§ **Description of the task**
Please copy every line of the data in which the string "icon" appears.

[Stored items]
________________

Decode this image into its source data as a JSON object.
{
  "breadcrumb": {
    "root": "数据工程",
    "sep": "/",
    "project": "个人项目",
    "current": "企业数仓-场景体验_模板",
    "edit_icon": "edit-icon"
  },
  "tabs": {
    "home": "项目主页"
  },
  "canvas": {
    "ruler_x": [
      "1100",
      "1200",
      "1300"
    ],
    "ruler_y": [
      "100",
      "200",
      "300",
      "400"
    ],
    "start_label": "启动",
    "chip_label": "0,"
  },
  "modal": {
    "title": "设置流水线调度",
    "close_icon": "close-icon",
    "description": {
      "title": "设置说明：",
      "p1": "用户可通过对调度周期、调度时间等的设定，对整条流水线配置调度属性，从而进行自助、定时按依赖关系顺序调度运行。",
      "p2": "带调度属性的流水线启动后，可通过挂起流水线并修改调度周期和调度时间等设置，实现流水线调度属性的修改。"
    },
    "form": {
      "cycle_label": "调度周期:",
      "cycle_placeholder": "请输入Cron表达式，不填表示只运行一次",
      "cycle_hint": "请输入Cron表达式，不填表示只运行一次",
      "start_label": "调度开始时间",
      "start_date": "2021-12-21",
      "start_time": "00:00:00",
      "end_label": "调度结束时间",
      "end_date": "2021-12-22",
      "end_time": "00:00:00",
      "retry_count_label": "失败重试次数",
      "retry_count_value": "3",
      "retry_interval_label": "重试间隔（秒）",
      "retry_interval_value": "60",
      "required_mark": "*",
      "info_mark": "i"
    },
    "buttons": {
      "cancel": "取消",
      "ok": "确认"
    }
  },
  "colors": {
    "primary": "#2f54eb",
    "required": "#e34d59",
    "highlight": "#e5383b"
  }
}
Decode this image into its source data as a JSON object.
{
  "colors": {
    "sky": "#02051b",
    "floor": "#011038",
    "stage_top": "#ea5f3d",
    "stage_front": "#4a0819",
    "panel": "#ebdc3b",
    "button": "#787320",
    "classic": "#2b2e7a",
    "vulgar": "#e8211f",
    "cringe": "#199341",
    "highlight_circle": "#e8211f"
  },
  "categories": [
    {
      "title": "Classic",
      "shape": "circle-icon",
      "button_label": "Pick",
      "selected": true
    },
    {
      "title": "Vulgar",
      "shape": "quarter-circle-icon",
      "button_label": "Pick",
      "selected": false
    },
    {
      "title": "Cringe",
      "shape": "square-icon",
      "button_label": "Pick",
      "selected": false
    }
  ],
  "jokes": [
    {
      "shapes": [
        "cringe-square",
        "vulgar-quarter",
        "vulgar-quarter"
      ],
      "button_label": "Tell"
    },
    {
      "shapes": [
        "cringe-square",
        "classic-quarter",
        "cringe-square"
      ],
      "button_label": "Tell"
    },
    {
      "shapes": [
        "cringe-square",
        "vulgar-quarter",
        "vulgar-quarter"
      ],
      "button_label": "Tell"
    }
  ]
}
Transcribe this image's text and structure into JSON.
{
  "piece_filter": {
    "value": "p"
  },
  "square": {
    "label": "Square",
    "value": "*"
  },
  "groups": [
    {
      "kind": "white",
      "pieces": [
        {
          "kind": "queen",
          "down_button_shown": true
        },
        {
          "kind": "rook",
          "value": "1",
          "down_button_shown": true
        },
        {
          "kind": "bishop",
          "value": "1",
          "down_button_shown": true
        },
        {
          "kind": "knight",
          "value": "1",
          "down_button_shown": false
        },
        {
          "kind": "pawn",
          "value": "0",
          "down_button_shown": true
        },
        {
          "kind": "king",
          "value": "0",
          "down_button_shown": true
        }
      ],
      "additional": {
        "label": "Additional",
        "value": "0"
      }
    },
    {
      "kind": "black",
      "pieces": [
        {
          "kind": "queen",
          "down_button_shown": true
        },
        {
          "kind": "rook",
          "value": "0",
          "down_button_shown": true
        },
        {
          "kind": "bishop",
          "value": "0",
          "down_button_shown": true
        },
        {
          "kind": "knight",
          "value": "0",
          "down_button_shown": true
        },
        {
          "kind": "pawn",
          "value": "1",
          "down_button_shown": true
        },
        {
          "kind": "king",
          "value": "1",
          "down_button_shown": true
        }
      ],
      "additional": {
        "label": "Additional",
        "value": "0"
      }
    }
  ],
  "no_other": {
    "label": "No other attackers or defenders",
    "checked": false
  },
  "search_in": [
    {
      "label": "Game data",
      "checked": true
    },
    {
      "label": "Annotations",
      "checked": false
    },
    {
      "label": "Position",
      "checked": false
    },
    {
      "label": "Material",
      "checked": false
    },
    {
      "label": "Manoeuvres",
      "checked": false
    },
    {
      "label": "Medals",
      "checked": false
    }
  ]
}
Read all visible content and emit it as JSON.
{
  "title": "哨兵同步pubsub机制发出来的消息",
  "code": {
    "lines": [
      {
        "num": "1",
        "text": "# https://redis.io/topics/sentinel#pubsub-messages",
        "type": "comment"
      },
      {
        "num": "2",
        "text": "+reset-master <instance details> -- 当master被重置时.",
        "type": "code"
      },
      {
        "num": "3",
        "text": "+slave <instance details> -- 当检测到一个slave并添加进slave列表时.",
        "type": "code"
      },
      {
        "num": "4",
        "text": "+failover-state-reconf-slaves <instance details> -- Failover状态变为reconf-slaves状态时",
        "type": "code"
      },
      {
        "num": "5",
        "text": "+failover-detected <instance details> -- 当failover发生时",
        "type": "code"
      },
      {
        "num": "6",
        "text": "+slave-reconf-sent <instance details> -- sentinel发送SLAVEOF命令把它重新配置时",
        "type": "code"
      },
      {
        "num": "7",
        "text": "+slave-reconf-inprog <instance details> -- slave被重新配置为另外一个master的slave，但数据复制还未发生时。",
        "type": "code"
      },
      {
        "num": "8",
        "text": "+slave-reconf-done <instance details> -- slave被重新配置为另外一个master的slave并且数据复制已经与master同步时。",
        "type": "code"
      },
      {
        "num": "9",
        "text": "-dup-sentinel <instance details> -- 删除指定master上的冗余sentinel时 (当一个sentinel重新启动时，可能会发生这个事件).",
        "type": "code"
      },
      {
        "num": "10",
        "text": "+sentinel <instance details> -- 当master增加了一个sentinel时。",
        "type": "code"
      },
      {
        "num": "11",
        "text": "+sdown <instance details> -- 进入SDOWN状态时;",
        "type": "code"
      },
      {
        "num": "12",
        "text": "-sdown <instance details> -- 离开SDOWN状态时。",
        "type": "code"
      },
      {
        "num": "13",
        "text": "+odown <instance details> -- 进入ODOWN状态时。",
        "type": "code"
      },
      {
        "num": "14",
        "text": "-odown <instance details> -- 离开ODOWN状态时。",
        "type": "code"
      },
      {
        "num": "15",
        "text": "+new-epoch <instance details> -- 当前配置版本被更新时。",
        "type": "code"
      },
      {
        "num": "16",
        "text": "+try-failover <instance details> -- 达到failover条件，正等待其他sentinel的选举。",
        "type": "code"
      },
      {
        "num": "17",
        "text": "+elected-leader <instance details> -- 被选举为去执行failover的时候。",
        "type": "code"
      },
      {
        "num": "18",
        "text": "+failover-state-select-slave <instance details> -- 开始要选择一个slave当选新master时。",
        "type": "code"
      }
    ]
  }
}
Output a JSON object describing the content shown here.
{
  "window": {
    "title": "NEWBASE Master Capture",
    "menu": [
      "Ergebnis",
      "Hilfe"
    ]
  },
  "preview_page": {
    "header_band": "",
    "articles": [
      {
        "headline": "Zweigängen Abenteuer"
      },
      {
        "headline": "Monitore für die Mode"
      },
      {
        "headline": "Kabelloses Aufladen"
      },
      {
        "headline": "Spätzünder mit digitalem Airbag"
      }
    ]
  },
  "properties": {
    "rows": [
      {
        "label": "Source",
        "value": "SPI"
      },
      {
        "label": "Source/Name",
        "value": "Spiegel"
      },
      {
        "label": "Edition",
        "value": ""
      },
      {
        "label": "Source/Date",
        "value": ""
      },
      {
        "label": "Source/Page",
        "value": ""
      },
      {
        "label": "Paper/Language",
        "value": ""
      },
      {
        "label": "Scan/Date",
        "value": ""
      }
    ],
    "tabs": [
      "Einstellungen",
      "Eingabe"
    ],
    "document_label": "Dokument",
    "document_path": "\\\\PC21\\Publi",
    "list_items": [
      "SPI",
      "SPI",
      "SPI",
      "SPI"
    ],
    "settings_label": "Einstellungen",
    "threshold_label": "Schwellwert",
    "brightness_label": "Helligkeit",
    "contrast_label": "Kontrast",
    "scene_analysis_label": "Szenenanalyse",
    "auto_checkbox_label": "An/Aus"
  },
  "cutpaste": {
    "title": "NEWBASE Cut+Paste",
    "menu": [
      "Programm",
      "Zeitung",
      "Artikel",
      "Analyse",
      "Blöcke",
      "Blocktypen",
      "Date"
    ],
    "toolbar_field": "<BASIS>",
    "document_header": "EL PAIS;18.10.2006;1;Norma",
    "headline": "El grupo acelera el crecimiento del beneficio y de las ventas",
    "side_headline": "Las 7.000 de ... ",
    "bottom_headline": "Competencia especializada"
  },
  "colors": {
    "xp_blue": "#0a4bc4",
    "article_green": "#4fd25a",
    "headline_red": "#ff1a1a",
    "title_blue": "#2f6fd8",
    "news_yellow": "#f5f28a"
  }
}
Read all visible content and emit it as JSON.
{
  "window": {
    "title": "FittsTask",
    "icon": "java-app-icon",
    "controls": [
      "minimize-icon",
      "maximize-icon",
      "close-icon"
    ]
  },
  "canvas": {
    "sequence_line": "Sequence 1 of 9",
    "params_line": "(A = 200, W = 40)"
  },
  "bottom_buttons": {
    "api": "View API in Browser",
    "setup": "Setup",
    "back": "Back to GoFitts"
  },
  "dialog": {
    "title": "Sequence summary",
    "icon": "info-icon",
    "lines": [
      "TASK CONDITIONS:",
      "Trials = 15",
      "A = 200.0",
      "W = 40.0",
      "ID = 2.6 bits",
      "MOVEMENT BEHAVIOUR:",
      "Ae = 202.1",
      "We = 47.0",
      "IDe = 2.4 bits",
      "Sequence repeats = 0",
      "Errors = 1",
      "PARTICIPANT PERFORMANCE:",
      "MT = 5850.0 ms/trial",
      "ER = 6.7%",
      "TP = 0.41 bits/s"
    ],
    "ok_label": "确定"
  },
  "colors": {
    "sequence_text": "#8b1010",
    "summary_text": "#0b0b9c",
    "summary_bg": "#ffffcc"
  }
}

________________

§ **Task solution**
    "edit_icon": "edit-icon"
    "close_icon": "close-icon",
      "shape": "circle-icon",
      "shape": "quarter-circle-icon",
      "shape": "square-icon",
    "icon": "java-app-icon",
      "minimize-icon",
      "maximize-icon",
      "close-icon"
    "icon": "info-icon",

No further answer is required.